Extracted data entries
• • • • •

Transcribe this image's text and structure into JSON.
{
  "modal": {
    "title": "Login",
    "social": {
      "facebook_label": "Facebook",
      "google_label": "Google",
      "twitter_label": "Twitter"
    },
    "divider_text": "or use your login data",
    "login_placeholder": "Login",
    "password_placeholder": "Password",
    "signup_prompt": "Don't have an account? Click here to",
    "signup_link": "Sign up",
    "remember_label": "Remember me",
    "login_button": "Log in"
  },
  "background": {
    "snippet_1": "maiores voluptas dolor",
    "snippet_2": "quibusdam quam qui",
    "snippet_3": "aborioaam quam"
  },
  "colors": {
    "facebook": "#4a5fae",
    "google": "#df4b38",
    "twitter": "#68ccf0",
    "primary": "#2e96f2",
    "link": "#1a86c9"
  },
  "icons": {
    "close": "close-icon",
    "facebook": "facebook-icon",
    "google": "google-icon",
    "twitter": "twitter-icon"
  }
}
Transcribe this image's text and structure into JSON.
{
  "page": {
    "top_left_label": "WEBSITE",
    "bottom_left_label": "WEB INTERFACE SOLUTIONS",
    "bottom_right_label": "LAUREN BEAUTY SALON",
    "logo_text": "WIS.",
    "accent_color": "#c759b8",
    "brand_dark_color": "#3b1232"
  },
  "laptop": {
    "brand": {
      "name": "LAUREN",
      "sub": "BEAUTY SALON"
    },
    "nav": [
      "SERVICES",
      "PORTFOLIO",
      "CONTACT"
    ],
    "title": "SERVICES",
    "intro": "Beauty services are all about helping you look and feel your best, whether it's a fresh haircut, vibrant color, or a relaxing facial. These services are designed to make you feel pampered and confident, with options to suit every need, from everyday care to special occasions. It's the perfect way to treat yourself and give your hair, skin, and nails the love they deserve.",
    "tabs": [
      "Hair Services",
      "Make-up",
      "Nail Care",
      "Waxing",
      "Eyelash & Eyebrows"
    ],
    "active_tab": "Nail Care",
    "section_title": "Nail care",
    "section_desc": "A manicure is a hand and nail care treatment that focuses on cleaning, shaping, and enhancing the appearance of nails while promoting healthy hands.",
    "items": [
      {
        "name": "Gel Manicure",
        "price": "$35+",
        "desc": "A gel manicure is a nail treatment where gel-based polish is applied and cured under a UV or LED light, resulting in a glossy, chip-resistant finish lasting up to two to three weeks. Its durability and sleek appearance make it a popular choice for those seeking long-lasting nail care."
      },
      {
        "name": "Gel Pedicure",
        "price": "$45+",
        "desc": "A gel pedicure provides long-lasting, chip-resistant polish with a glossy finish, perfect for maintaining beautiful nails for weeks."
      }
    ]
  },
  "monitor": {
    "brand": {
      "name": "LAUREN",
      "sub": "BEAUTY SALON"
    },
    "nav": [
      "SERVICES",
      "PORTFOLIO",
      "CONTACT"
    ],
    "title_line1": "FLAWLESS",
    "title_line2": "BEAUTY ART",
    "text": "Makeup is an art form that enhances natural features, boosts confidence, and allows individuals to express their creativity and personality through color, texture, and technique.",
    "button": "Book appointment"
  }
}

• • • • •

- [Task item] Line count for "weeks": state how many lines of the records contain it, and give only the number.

- [Result of the exercise] 2